We found snow on one of many road trips. 
An oft occurring scene: Baba David with grandkids on the couch, reading, tickling and much hullabaloo.
My sweet grandfather was invited to a book fair for local authors. Check his biography out here. That orange book on the left is my father's poetry, though he is best known for his biogas handbook.
Guess it's my turn to keep the tradition alive.
My darling dad and his Burgerville Biogas Digester (the BVD, man) project thus far.
A recent interview with my suspender-wearin'-pops: check this out.
Another day, more reading sessions on a sunlit couch. 
Proof that my people go out in the rain. No problemo.
We had an awesome amount of cousin time.
Hammin' it up on JuneBug's bike.
We met new family members. Announcing gentle, good-natured cousin Henry.
And the "Bear", chunk-master, loving bundle of joy: Oliver
As they took off through the park, Max yelled, "Let's run like the wind, Sampson!"
Rousculp cousins. Too cool.
Calling all the ladies: (top) Sammy-Jo, Suzie Q, Susan darling, Ali the lovely bride, Generous Chrissy, Sweet Kati,
(bottom) Moi, Socialite Caitlin, June Bug, Happy Bria and Zora Bean.
Source of all that progeny: Great great-grandpa Lincoln. He turned old, but is still kickin'!
Ceremony. <3
Uncle Tom stepped up the kid department with structure and rules.
And fun. 
Keep it in the air, up, up, up!
The athlete in the family. JuneBug's got hops. Even with her shoes on backwards.
Oh my. That most certainly meets my approval.
The sharing consult lasted no less than 8 minutes before they started eating their slice of Oreo cake.
They both run a hard bargain.

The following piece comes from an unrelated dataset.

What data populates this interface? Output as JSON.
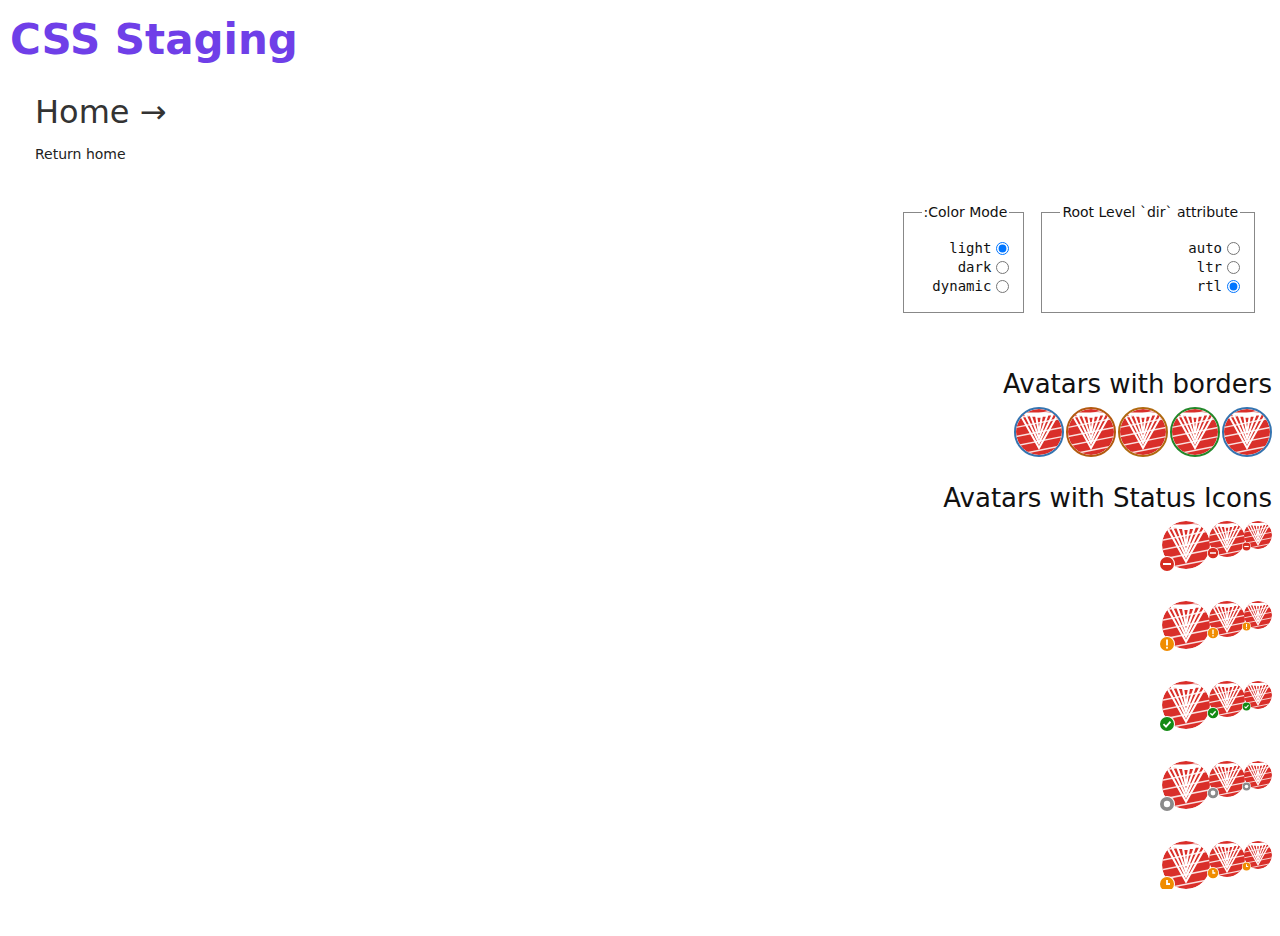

:)
"We're four. We like each other. And our favorite color is rainbow."
The two brides share trade secrets.
Oliver can sit anywhere since he has his own built-in Bumbo chair, ('dem thighs, oh my!) including on CrazyHair's lap.
Max receiving his first lesson in structurally-sound architecture .
We tried to go to the movies. Apparently, I can't read movie times very well,
so I just took a picture of how clean the sidewalk is.
Like good Americans, we just went out to eat instead.
Birthday phone call from Uncle Sam before dinner.
The menu, created by Max: bubble tea, green beans, mashed potatoes & gravy, fried chicken and waffles. 'Course.
Texas sheet-cake on fire. Classic. Happy 7th, kiddo.
You know you're loved when your cousin will wear an eye-patch with you,
even though she doesn't need to. <3 Melted.

We spent a fair amount of time with Great Cap't at the various facilities medical professionals hauled him to.

We visited Max's kinder teacher and read stories written by Dominican kids their age.

And the kinders interviewed Max about his international man-of-mystery lifestyle.

We put aside a wad-o-cash to spend at Powell's on Spanish language kids' books for our community library project.
Baba Ed helped in the decision making.

Grandma Susan was caught red-handed dispensing copious amounts of syrup.

That pretty much sums it up right here. Sweet, sweet, sweet.